EL CAJON - Thirteen students in the automotive technology program at Cuyamaca College will put their careers into high gear by graduating from the Ford ASSET (Automotive Student Service Educational Training) program. The commencement marks the 14th anniversary of the two-year program at the campus and the graduation of the seventh class of ASSET students.
With one class graduating, program coordinator Pat Garity is busy recruiting students for the startup of another Aug. 26. As the only program of its kind in the county, it draws students from throughout the region and as far away as El Centro and Palm Springs.

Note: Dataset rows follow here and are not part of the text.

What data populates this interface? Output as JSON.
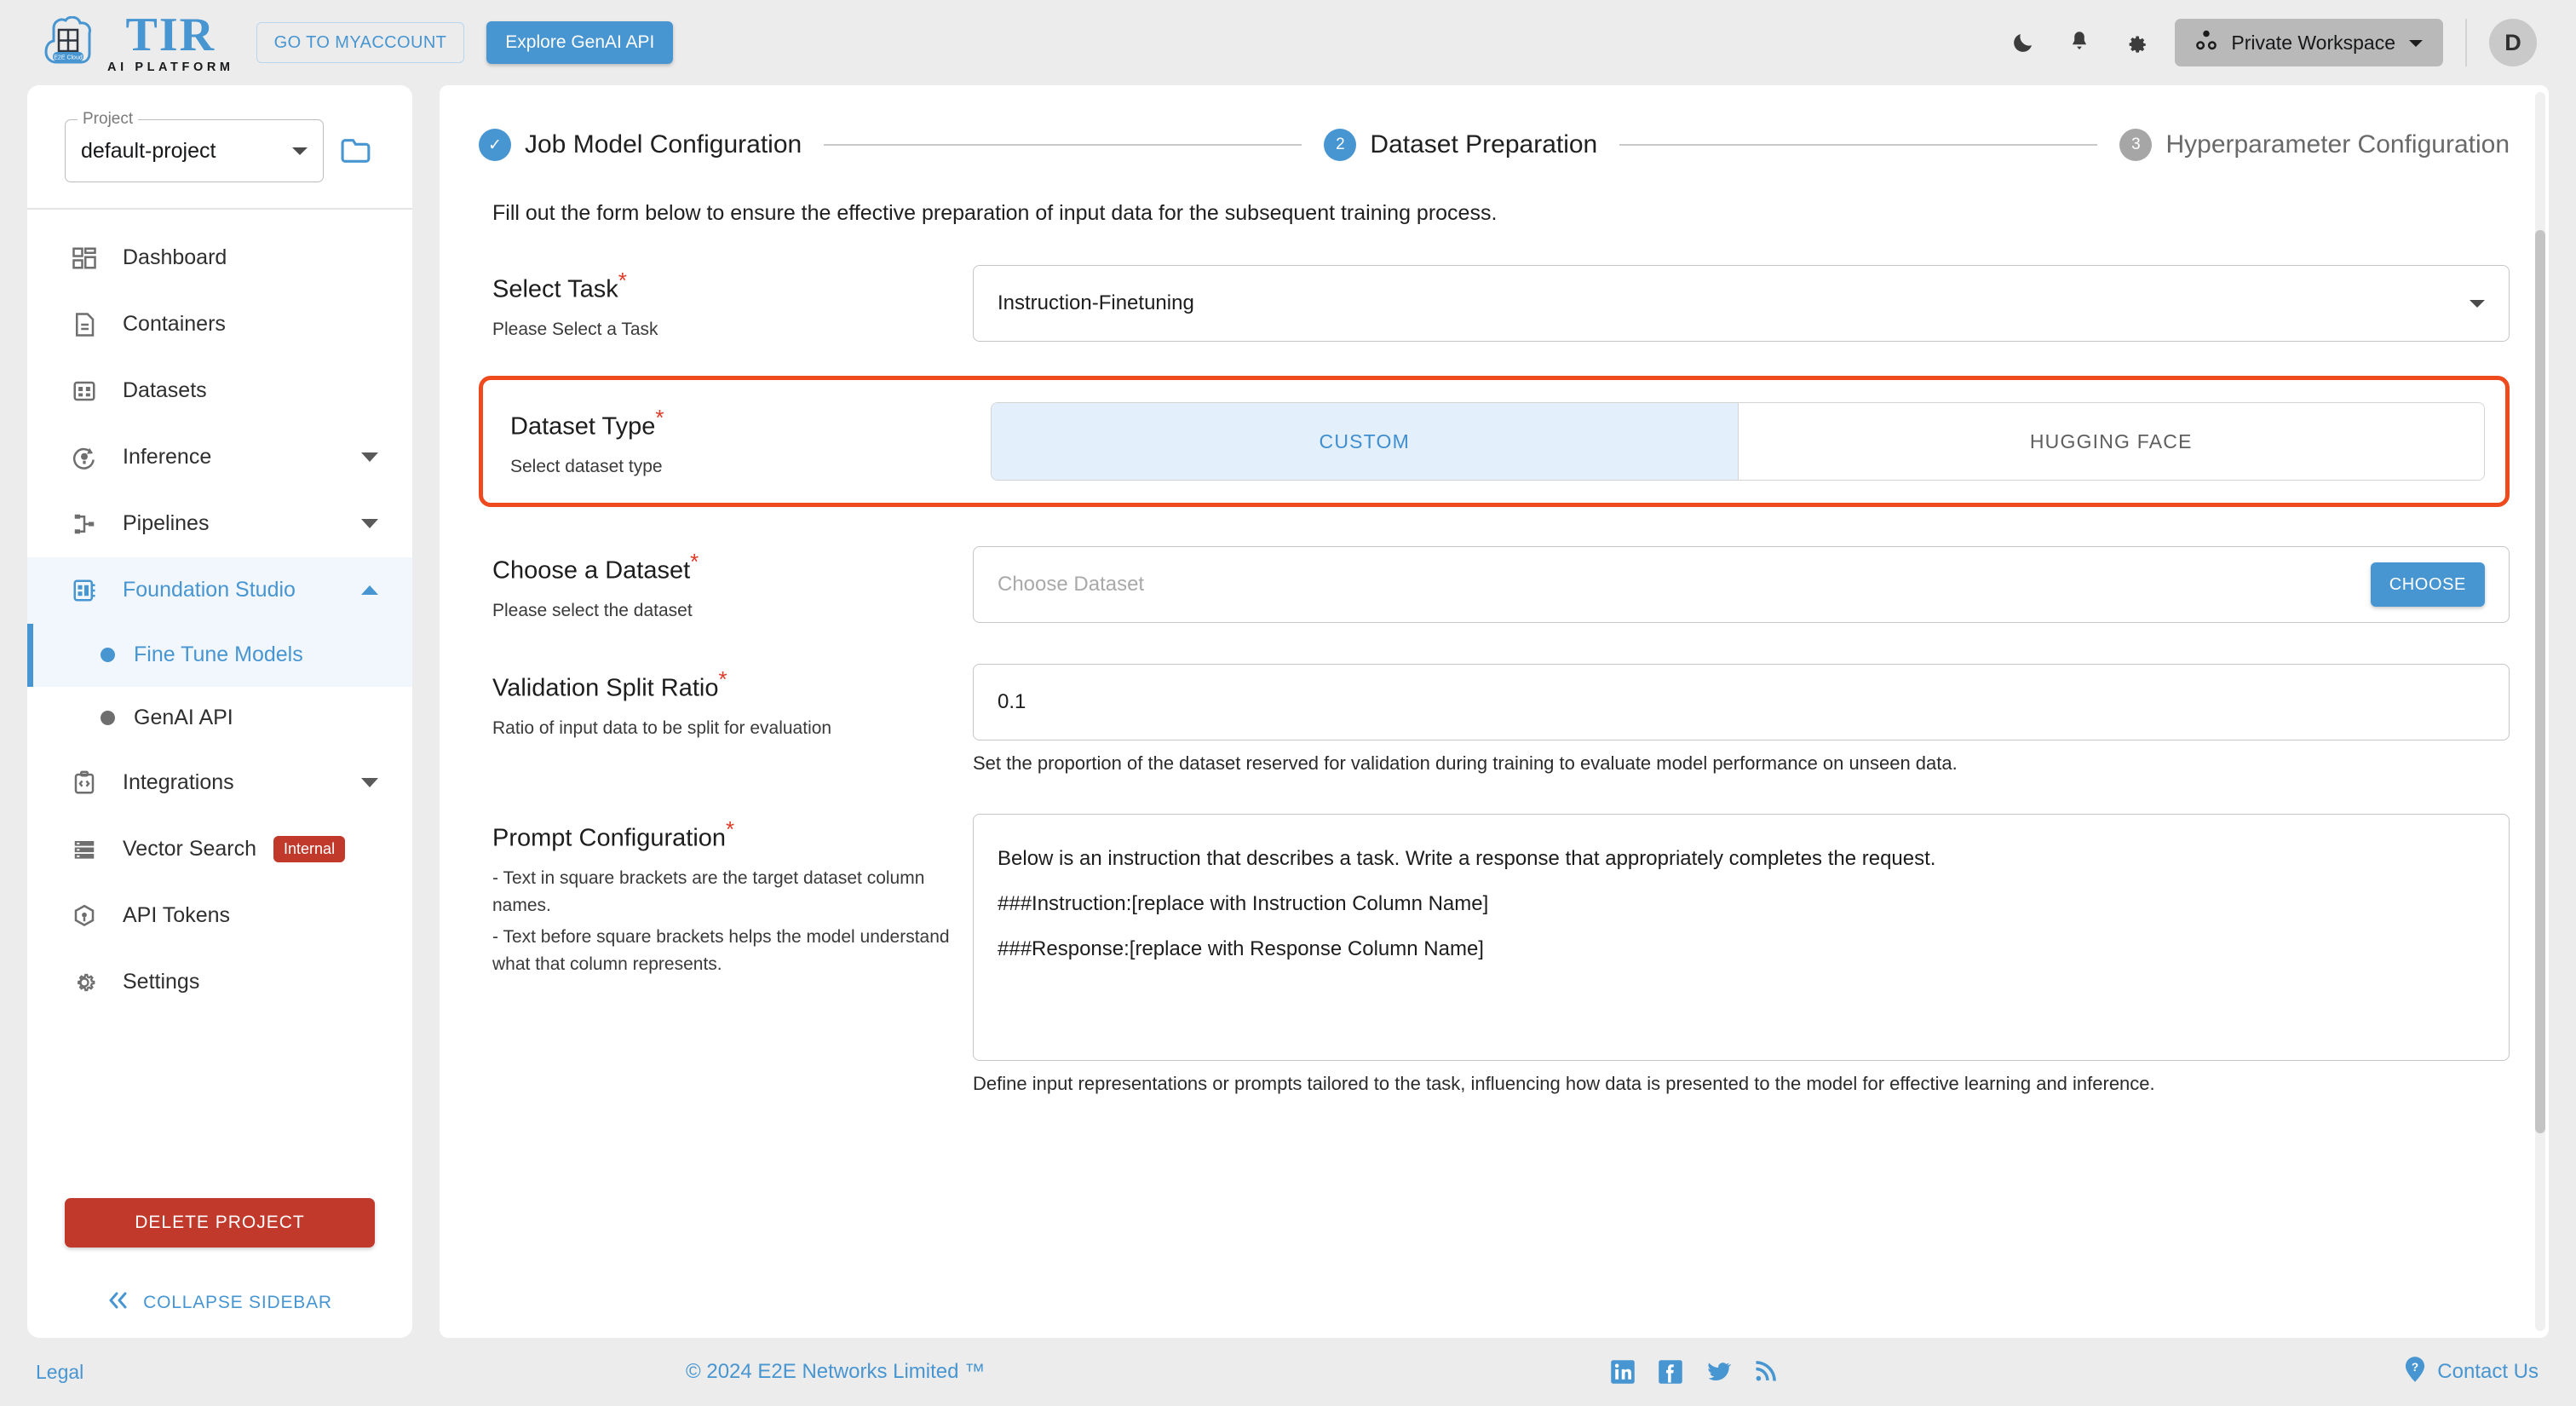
{
  "topbar": {
    "logo_title": "TIR",
    "logo_subtitle": "AI PLATFORM",
    "logo_cloud_text": "E2E Cloud",
    "myaccount_label": "GO TO MYACCOUNT",
    "genai_label": "Explore GenAI API",
    "workspace_label": "Private Workspace",
    "avatar_initial": "D",
    "icons": [
      "dark-mode-icon",
      "notification-bell-icon",
      "settings-gear-icon",
      "workspace-icon",
      "chevron-down-icon"
    ]
  },
  "sidebar": {
    "project_legend": "Project",
    "project_value": "default-project",
    "new_folder_icon": "new-folder-icon",
    "items": [
      {
        "label": "Dashboard",
        "icon": "dashboard-icon",
        "expandable": false,
        "active": false
      },
      {
        "label": "Containers",
        "icon": "document-icon",
        "expandable": false,
        "active": false
      },
      {
        "label": "Datasets",
        "icon": "grid-table-icon",
        "expandable": false,
        "active": false
      },
      {
        "label": "Inference",
        "icon": "inference-icon",
        "expandable": true,
        "active": false
      },
      {
        "label": "Pipelines",
        "icon": "pipelines-icon",
        "expandable": true,
        "active": false
      },
      {
        "label": "Foundation Studio",
        "icon": "foundation-studio-icon",
        "expandable": true,
        "active": true
      }
    ],
    "sub_items": [
      {
        "label": "Fine Tune Models",
        "active": true
      },
      {
        "label": "GenAI API",
        "active": false
      }
    ],
    "items_after": [
      {
        "label": "Integrations",
        "icon": "code-brackets-icon",
        "expandable": true,
        "badge": ""
      },
      {
        "label": "Vector Search",
        "icon": "server-stack-icon",
        "expandable": false,
        "badge": "Internal"
      },
      {
        "label": "API Tokens",
        "icon": "cube-token-icon",
        "expandable": false,
        "badge": ""
      },
      {
        "label": "Settings",
        "icon": "settings-gear-icon",
        "expandable": false,
        "badge": ""
      }
    ],
    "delete_label": "DELETE PROJECT",
    "collapse_label": "COLLAPSE SIDEBAR",
    "collapse_icon": "double-chevron-left-icon"
  },
  "stepper": {
    "steps": [
      {
        "badge": "✓",
        "label": "Job Model Configuration",
        "state": "done"
      },
      {
        "badge": "2",
        "label": "Dataset Preparation",
        "state": "active"
      },
      {
        "badge": "3",
        "label": "Hyperparameter Configuration",
        "state": "idle"
      }
    ]
  },
  "main": {
    "intro": "Fill out the form below to ensure the effective preparation of input data for the subsequent training process.",
    "select_task": {
      "title": "Select Task",
      "required_mark": "*",
      "subtitle": "Please Select a Task",
      "value": "Instruction-Finetuning"
    },
    "dataset_type": {
      "title": "Dataset Type",
      "required_mark": "*",
      "subtitle": "Select dataset type",
      "options": [
        "CUSTOM",
        "HUGGING FACE"
      ],
      "selected": "CUSTOM",
      "highlight_color": "#ef4a1e"
    },
    "choose_dataset": {
      "title": "Choose a Dataset",
      "required_mark": "*",
      "subtitle": "Please select the dataset",
      "placeholder": "Choose Dataset",
      "button_label": "CHOOSE"
    },
    "validation_split": {
      "title": "Validation Split Ratio",
      "required_mark": "*",
      "subtitle": "Ratio of input data to be split for evaluation",
      "value": "0.1",
      "helper": "Set the proportion of the dataset reserved for validation during training to evaluate model performance on unseen data."
    },
    "prompt_config": {
      "title": "Prompt Configuration",
      "required_mark": "*",
      "subtitle_line1": "- Text in square brackets are the target dataset column names.",
      "subtitle_line2": "- Text before square brackets helps the model understand what that column represents.",
      "value_line1": "Below is an instruction that describes a task. Write a response that appropriately completes the request.",
      "value_line2": "###Instruction:[replace with Instruction Column Name]",
      "value_line3": "###Response:[replace with Response Column Name]",
      "helper": "Define input representations or prompts tailored to the task, influencing how data is presented to the model for effective learning and inference."
    }
  },
  "footer": {
    "legal": "Legal",
    "copyright": "© 2024 E2E Networks Limited ™",
    "social": [
      "linkedin-icon",
      "facebook-icon",
      "twitter-icon",
      "rss-icon"
    ],
    "contact": "Contact Us",
    "contact_icon": "help-question-icon"
  },
  "colors": {
    "accent": "#4795d1",
    "danger": "#c0392b",
    "highlight": "#ef4a1e"
  }
}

Unlike most training programs in which students gain skills before employment, ASSET students are employed in the industry while they’re learning the skills. Currently, seven auto dealerships are sponsoring students, whose training alternates between on-campus instruction and on-the-job training at the dealerships.
By the time the students receive their associate degrees in automotive technology, they will have completed 22 weeks on campus and 30 weeks on the job.
While the program demands a breadth of training and knowledge in not only automotive-related subjects but also, academic subjects such as technical mathematics, applied physics, English and social studies, the payoff is a near-guaranteed job upon graduation.
According to Ford Motor Co., 99 percent of ASSET graduates get hired at Ford or Lincoln Mercury dealerships.
“This graduation is very special because the students have such a great affinity for what they’re doing and a strong allegiance to the Ford ASSET program,” said Dr. Geraldine Perri, college president. “The design of the program provides a broad-based education and superb training and also, there is the immediate success of having a good-paying job.”
The students earn between $6-$8 an hour while undergoing the training, but typically make between $35,000 and $50,000 upon completion of the program. According to U.S. Department of Labor’s Bureau of Labor Statistics, many master technicians earn from $70,000 to $100,000 annually because of commissions.
With fewer high schools these days including automotive training as part of their curriculum, classes such as the Ford ASSET program are all the more critical to the industry as the primary source of trained technicians, Garity said.
“We used to say that there are more computer components aboard today’s cars than aboard the first spacecraft, but now, it would be more accurate to say there are more computer parts in the typical car stereo than in the first spacecraft,” Garity said.
A new car has from 10 to 15 onboard computers and some of the more advanced vehicles have global positioning systems, Internet access and other high-tech features integrated into the function of the car.
Because of the complexity of new vehicles, a growing number of employers require workers to have high-school diplomas and postsecondary training, according to the labor department, which describes the job outlook as “very good” for automotive technicians.
While demand is growing for highly trained technicians, Garity said there are fewer high schools from which to recruit students to the Ford ASSET program than when he started the classes at Cuyamaca in 1986.
“It’s reflective of the demise of vocational education programs at high schools,” he said. “I don’t have the number of feeder programs that I used to.”
Since ASSET’s inception at Cuyamaca College, some 130 students have enrolled in the program and of these, 86 percent have received their associate of science degrees.
To enroll, call Garity at (619) 660-4267.
Cuyamaca’s automotive technology department also offers the General Motors Automotive Service Educational Program, or GM-ASEP, another corporate-sponsored job training program.
Cuyamaca College is at 900 Rancho San Diego Parkway in East County’s Rancho San Diego. For campus and driving maps, visit www.cuyamaca.net or call (619) 660-4000.